● **What you will do**: The records below are to be written out exactly, with every picture omitted.

** Material provided follows **

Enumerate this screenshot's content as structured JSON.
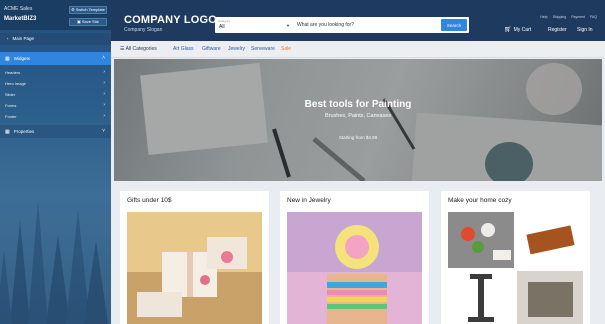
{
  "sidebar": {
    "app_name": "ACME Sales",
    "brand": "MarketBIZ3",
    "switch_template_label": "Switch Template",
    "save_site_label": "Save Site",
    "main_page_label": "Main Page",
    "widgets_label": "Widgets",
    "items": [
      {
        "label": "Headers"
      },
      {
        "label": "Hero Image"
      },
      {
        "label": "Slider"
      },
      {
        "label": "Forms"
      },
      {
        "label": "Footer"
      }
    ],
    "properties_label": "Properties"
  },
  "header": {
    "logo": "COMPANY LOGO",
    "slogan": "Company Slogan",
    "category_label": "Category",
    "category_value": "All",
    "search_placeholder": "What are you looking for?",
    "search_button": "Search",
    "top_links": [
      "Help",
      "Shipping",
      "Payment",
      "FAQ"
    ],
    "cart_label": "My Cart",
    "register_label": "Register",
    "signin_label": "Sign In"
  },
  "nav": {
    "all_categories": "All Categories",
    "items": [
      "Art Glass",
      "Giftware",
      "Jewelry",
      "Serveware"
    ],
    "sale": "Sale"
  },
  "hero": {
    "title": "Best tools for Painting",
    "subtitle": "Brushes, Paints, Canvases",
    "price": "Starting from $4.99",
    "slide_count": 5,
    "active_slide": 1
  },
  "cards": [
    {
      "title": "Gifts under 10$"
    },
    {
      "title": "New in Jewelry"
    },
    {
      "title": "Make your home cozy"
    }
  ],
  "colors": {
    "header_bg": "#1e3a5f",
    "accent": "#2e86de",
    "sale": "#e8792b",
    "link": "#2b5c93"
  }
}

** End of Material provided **

● **The answer**:
Enumerate this screenshot's content as structured JSON.
{
  "sidebar": {
    "app_name": "ACME Sales",
    "brand": "MarketBIZ3",
    "switch_template_label": "Switch Template",
    "save_site_label": "Save Site",
    "main_page_label": "Main Page",
    "widgets_label": "Widgets",
    "items": [
      {
        "label": "Headers"
      },
      {
        "label": "Hero Image"
      },
      {
        "label": "Slider"
      },
      {
        "label": "Forms"
      },
      {
        "label": "Footer"
      }
    ],
    "properties_label": "Properties"
  },
  "header": {
    "logo": "COMPANY LOGO",
    "slogan": "Company Slogan",
    "category_label": "Category",
    "category_value": "All",
    "search_placeholder": "What are you looking for?",
    "search_button": "Search",
    "top_links": [
      "Help",
      "Shipping",
      "Payment",
      "FAQ"
    ],
    "cart_label": "My Cart",
    "register_label": "Register",
    "signin_label": "Sign In"
  },
  "nav": {
    "all_categories": "All Categories",
    "items": [
      "Art Glass",
      "Giftware",
      "Jewelry",
      "Serveware"
    ],
    "sale": "Sale"
  },
  "hero": {
    "title": "Best tools for Painting",
    "subtitle": "Brushes, Paints, Canvases",
    "price": "Starting from $4.99",
    "slide_count": 5,
    "active_slide": 1
  },
  "cards": [
    {
      "title": "Gifts under 10$"
    },
    {
      "title": "New in Jewelry"
    },
    {
      "title": "Make your home cozy"
    }
  ],
  "colors": {
    "header_bg": "#1e3a5f",
    "accent": "#2e86de",
    "sale": "#e8792b",
    "link": "#2b5c93"
  }
}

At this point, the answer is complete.